(Dataset rows for apps and sites)
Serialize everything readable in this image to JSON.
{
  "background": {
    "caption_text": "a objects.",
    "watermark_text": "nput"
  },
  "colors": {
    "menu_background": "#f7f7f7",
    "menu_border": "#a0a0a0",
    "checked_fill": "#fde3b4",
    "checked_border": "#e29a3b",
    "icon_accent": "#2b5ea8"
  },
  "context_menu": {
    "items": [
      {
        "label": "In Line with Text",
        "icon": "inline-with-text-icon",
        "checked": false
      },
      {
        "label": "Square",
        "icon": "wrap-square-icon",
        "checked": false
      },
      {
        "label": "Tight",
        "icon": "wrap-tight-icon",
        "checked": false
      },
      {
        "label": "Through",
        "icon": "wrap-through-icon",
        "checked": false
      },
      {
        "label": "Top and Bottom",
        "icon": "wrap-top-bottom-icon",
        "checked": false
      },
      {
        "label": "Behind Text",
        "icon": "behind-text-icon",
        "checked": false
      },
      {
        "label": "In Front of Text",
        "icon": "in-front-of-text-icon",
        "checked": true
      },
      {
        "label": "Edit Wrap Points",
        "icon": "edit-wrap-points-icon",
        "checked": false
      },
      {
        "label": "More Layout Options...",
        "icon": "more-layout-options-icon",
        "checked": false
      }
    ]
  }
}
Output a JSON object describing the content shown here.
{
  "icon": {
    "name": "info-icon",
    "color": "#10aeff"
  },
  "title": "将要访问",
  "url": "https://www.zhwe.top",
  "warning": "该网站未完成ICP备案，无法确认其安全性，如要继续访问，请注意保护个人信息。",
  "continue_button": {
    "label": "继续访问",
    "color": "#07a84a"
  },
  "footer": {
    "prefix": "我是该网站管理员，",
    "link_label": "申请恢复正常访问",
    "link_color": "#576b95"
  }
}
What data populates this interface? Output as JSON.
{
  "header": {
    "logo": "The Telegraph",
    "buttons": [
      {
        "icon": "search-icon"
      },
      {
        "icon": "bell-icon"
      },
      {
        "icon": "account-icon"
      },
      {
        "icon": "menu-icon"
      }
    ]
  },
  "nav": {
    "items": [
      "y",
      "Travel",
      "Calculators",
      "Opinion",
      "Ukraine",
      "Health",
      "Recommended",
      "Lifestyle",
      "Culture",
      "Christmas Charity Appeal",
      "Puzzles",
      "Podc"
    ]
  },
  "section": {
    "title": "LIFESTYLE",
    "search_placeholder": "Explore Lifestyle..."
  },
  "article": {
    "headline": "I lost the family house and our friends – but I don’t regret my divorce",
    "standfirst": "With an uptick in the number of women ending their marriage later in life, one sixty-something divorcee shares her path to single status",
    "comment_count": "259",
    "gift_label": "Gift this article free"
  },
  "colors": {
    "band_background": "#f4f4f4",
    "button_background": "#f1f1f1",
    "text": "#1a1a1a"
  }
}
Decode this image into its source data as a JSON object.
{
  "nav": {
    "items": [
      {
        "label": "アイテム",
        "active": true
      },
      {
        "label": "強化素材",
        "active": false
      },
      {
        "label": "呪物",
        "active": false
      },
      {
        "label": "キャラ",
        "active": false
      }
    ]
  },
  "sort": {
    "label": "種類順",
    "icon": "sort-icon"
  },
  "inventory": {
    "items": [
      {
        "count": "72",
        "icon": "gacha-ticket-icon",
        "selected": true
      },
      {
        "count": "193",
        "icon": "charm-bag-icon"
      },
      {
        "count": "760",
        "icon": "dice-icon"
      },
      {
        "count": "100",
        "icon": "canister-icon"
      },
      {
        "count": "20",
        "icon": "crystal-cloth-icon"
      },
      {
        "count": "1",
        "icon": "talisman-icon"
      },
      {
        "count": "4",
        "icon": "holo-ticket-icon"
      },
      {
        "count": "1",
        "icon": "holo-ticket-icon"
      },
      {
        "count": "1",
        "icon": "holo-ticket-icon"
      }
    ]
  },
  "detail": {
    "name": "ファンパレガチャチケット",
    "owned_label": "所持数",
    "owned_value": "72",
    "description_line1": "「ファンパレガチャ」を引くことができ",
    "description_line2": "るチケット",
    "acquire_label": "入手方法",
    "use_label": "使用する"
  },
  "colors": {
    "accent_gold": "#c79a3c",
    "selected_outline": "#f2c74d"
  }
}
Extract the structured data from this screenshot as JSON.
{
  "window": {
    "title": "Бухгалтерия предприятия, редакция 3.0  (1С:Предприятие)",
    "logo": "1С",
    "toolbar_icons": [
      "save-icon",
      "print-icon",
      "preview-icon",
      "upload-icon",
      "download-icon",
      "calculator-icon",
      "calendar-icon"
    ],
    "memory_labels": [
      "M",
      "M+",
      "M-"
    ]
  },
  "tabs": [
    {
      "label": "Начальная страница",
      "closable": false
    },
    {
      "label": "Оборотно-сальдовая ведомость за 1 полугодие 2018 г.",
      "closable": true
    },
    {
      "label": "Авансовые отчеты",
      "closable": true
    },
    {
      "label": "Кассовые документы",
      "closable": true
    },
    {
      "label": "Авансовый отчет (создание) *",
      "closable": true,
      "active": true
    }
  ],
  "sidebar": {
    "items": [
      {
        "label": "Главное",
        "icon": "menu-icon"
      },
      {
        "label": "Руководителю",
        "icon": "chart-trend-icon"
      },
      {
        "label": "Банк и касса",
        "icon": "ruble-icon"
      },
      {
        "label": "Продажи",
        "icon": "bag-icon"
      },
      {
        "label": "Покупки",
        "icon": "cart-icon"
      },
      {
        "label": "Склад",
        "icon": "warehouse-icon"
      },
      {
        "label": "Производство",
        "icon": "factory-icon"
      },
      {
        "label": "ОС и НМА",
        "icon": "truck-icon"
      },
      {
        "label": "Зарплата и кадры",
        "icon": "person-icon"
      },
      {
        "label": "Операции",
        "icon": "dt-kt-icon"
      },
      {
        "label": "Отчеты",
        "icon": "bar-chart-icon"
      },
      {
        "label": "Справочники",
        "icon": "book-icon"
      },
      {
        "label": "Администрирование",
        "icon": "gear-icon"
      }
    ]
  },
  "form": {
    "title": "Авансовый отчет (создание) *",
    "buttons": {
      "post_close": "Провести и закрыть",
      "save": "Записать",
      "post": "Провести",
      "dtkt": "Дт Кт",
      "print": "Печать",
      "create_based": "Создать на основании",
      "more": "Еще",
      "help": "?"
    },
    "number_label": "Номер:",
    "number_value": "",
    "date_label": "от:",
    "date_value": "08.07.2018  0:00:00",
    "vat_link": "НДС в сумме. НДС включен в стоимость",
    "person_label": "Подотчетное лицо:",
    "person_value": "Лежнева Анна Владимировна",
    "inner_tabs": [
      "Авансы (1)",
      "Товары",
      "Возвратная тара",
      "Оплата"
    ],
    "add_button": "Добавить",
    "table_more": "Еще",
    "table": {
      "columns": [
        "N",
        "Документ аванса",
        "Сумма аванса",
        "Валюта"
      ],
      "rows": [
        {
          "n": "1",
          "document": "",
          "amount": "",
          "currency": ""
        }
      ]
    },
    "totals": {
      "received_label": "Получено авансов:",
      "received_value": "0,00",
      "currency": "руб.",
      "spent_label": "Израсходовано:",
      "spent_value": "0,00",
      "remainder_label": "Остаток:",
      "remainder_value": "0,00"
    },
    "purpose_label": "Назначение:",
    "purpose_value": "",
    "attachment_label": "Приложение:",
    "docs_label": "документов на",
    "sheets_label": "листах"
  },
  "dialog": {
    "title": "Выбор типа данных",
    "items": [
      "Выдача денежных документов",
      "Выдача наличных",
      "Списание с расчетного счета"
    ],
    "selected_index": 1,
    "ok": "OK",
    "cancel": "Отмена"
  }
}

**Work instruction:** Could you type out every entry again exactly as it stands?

**Response below:**
Serialize everything readable in this image to JSON.
{
  "background": {
    "caption_text": "a objects.",
    "watermark_text": "nput"
  },
  "colors": {
    "menu_background": "#f7f7f7",
    "menu_border": "#a0a0a0",
    "checked_fill": "#fde3b4",
    "checked_border": "#e29a3b",
    "icon_accent": "#2b5ea8"
  },
  "context_menu": {
    "items": [
      {
        "label": "In Line with Text",
        "icon": "inline-with-text-icon",
        "checked": false
      },
      {
        "label": "Square",
        "icon": "wrap-square-icon",
        "checked": false
      },
      {
        "label": "Tight",
        "icon": "wrap-tight-icon",
        "checked": false
      },
      {
        "label": "Through",
        "icon": "wrap-through-icon",
        "checked": false
      },
      {
        "label": "Top and Bottom",
        "icon": "wrap-top-bottom-icon",
        "checked": false
      },
      {
        "label": "Behind Text",
        "icon": "behind-text-icon",
        "checked": false
      },
      {
        "label": "In Front of Text",
        "icon": "in-front-of-text-icon",
        "checked": true
      },
      {
        "label": "Edit Wrap Points",
        "icon": "edit-wrap-points-icon",
        "checked": false
      },
      {
        "label": "More Layout Options...",
        "icon": "more-layout-options-icon",
        "checked": false
      }
    ]
  }
}
Output a JSON object describing the content shown here.
{
  "icon": {
    "name": "info-icon",
    "color": "#10aeff"
  },
  "title": "将要访问",
  "url": "https://www.zhwe.top",
  "warning": "该网站未完成ICP备案，无法确认其安全性，如要继续访问，请注意保护个人信息。",
  "continue_button": {
    "label": "继续访问",
    "color": "#07a84a"
  },
  "footer": {
    "prefix": "我是该网站管理员，",
    "link_label": "申请恢复正常访问",
    "link_color": "#576b95"
  }
}
What data populates this interface? Output as JSON.
{
  "header": {
    "logo": "The Telegraph",
    "buttons": [
      {
        "icon": "search-icon"
      },
      {
        "icon": "bell-icon"
      },
      {
        "icon": "account-icon"
      },
      {
        "icon": "menu-icon"
      }
    ]
  },
  "nav": {
    "items": [
      "y",
      "Travel",
      "Calculators",
      "Opinion",
      "Ukraine",
      "Health",
      "Recommended",
      "Lifestyle",
      "Culture",
      "Christmas Charity Appeal",
      "Puzzles",
      "Podc"
    ]
  },
  "section": {
    "title": "LIFESTYLE",
    "search_placeholder": "Explore Lifestyle..."
  },
  "article": {
    "headline": "I lost the family house and our friends – but I don’t regret my divorce",
    "standfirst": "With an uptick in the number of women ending their marriage later in life, one sixty-something divorcee shares her path to single status",
    "comment_count": "259",
    "gift_label": "Gift this article free"
  },
  "colors": {
    "band_background": "#f4f4f4",
    "button_background": "#f1f1f1",
    "text": "#1a1a1a"
  }
}
Decode this image into its source data as a JSON object.
{
  "nav": {
    "items": [
      {
        "label": "アイテム",
        "active": true
      },
      {
        "label": "強化素材",
        "active": false
      },
      {
        "label": "呪物",
        "active": false
      },
      {
        "label": "キャラ",
        "active": false
      }
    ]
  },
  "sort": {
    "label": "種類順",
    "icon": "sort-icon"
  },
  "inventory": {
    "items": [
      {
        "count": "72",
        "icon": "gacha-ticket-icon",
        "selected": true
      },
      {
        "count": "193",
        "icon": "charm-bag-icon"
      },
      {
        "count": "760",
        "icon": "dice-icon"
      },
      {
        "count": "100",
        "icon": "canister-icon"
      },
      {
        "count": "20",
        "icon": "crystal-cloth-icon"
      },
      {
        "count": "1",
        "icon": "talisman-icon"
      },
      {
        "count": "4",
        "icon": "holo-ticket-icon"
      },
      {
        "count": "1",
        "icon": "holo-ticket-icon"
      },
      {
        "count": "1",
        "icon": "holo-ticket-icon"
      }
    ]
  },
  "detail": {
    "name": "ファンパレガチャチケット",
    "owned_label": "所持数",
    "owned_value": "72",
    "description_line1": "「ファンパレガチャ」を引くことができ",
    "description_line2": "るチケット",
    "acquire_label": "入手方法",
    "use_label": "使用する"
  },
  "colors": {
    "accent_gold": "#c79a3c",
    "selected_outline": "#f2c74d"
  }
}
Extract the structured data from this screenshot as JSON.
{
  "window": {
    "title": "Бухгалтерия предприятия, редакция 3.0  (1С:Предприятие)",
    "logo": "1С",
    "toolbar_icons": [
      "save-icon",
      "print-icon",
      "preview-icon",
      "upload-icon",
      "download-icon",
      "calculator-icon",
      "calendar-icon"
    ],
    "memory_labels": [
      "M",
      "M+",
      "M-"
    ]
  },
  "tabs": [
    {
      "label": "Начальная страница",
      "closable": false
    },
    {
      "label": "Оборотно-сальдовая ведомость за 1 полугодие 2018 г.",
      "closable": true
    },
    {
      "label": "Авансовые отчеты",
      "closable": true
    },
    {
      "label": "Кассовые документы",
      "closable": true
    },
    {
      "label": "Авансовый отчет (создание) *",
      "closable": true,
      "active": true
    }
  ],
  "sidebar": {
    "items": [
      {
        "label": "Главное",
        "icon": "menu-icon"
      },
      {
        "label": "Руководителю",
        "icon": "chart-trend-icon"
      },
      {
        "label": "Банк и касса",
        "icon": "ruble-icon"
      },
      {
        "label": "Продажи",
        "icon": "bag-icon"
      },
      {
        "label": "Покупки",
        "icon": "cart-icon"
      },
      {
        "label": "Склад",
        "icon": "warehouse-icon"
      },
      {
        "label": "Производство",
        "icon": "factory-icon"
      },
      {
        "label": "ОС и НМА",
        "icon": "truck-icon"
      },
      {
        "label": "Зарплата и кадры",
        "icon": "person-icon"
      },
      {
        "label": "Операции",
        "icon": "dt-kt-icon"
      },
      {
        "label": "Отчеты",
        "icon": "bar-chart-icon"
      },
      {
        "label": "Справочники",
        "icon": "book-icon"
      },
      {
        "label": "Администрирование",
        "icon": "gear-icon"
      }
    ]
  },
  "form": {
    "title": "Авансовый отчет (создание) *",
    "buttons": {
      "post_close": "Провести и закрыть",
      "save": "Записать",
      "post": "Провести",
      "dtkt": "Дт Кт",
      "print": "Печать",
      "create_based": "Создать на основании",
      "more": "Еще",
      "help": "?"
    },
    "number_label": "Номер:",
    "number_value": "",
    "date_label": "от:",
    "date_value": "08.07.2018  0:00:00",
    "vat_link": "НДС в сумме. НДС включен в стоимость",
    "person_label": "Подотчетное лицо:",
    "person_value": "Лежнева Анна Владимировна",
    "inner_tabs": [
      "Авансы (1)",
      "Товары",
      "Возвратная тара",
      "Оплата"
    ],
    "add_button": "Добавить",
    "table_more": "Еще",
    "table": {
      "columns": [
        "N",
        "Документ аванса",
        "Сумма аванса",
        "Валюта"
      ],
      "rows": [
        {
          "n": "1",
          "document": "",
          "amount": "",
          "currency": ""
        }
      ]
    },
    "totals": {
      "received_label": "Получено авансов:",
      "received_value": "0,00",
      "currency": "руб.",
      "spent_label": "Израсходовано:",
      "spent_value": "0,00",
      "remainder_label": "Остаток:",
      "remainder_value": "0,00"
    },
    "purpose_label": "Назначение:",
    "purpose_value": "",
    "attachment_label": "Приложение:",
    "docs_label": "документов на",
    "sheets_label": "листах"
  },
  "dialog": {
    "title": "Выбор типа данных",
    "items": [
      "Выдача денежных документов",
      "Выдача наличных",
      "Списание с расчетного счета"
    ],
    "selected_index": 1,
    "ok": "OK",
    "cancel": "Отмена"
  }
}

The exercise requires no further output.